Plan Your Impact for 2020
1. Make Your Communication One-on-One
We often write our post or film our video as if we were addressing a crowd. Even if you have a large online audience, most individuals are scrolling Facebook while watching TV, or checking Instagram while waiting in line. The solution is to shift to a one-on-one or one-to-few communication style. When writing a post, think of words, phrases and a structure you would use when writing to an individual or a small group. When you film a video, especially if it is for a platform like Instagram Stories, speak conversationally as if you were using video chat.
And speaking of chat, the user base of messaging apps has surpassed the number of people on social media. Encouraging your community to engage with your ministry through platforms like Facebook Messenger can create a one-on-one experience.
2. Refocus Your Approach for Each Platform.
Research shows that we should post an average of once a day on Facebook and Instagram. This relentless schedule leads many of us to post the same thing across all of our accounts, which means we miss benefiting from the unique culture of each channel. For example, hashtags lead to increased engagement on Instagram, but hashtags aren’t really a thing on Facebook. Posting the exact same content on both platforms will miss the mark on at least one and maybe both.

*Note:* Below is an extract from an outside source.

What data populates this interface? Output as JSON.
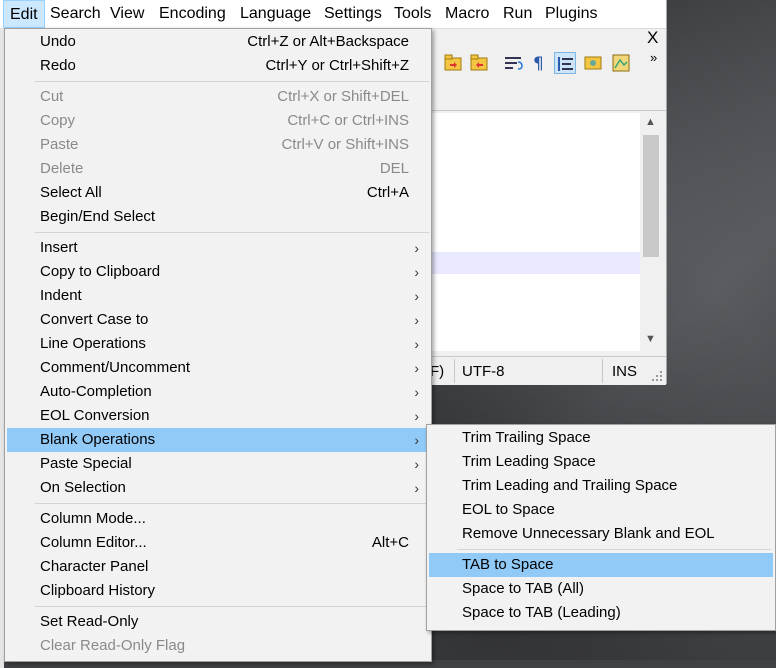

In addition to learning the specific ins and outs of each network, we must pay attention to who is following us on each network. Use Facebook Insights to discover demographic information about the people who like your page. Similar information is available on Instagram if you have converted to a business profile. Tailoring the content and the style of the post to the platform will make it more personalized and effective. Finally, we should pay attention to what actually works with the audience on each platform.
Editors Note: For help with daily social media posts check out Outreach Digital
3. Try More Video.
While every marketing expert has slightly different advice on how to approach social media, all seem to agree that video is a key to social media engagement and growth.
Video is simply more attractive than text-only posts and static images, capturing our attention and stopping the scroll.
You don’t need the latest ultra-high def camera to produce engaging video. The camera on your smart phone is likely good enough. And filming with your smart phone and speaking as if you’re talking to someone via Skype or FaceTime is the style of video communication most prevalent on social media today.
To kick the authenticity and connection factors up, try going live on Facebook or Instagram. A recent survey found that 80% of respondents preferred live video to blog posts, and 82% preferred live video to other types of posts. Encourage engagement by asking questions and responding to comments as they are posted.
4. Recruit and Train Volunteers.
The first three resolutions will likely cost more time and energy, at least in the beginning. While they have the potential to increase your effectiveness, they also will increase the number of hours required per day or week, so be on the lookout for volunteers who can help.
Used with Permission. This article first appeared here – and then was used in the November/December 2019 issue of Outreach –to subscribe click here.
Dan Wunderlich is the pastor of Lakeside United Methodist Church (LakesideUMC.net) in Sanford, Florida, and writes for ResourceUMC.org, focusing on worship, communication and creativity to help ministries better connect with their communities. He also has his own ministry and podcast at DefiningGrace.com.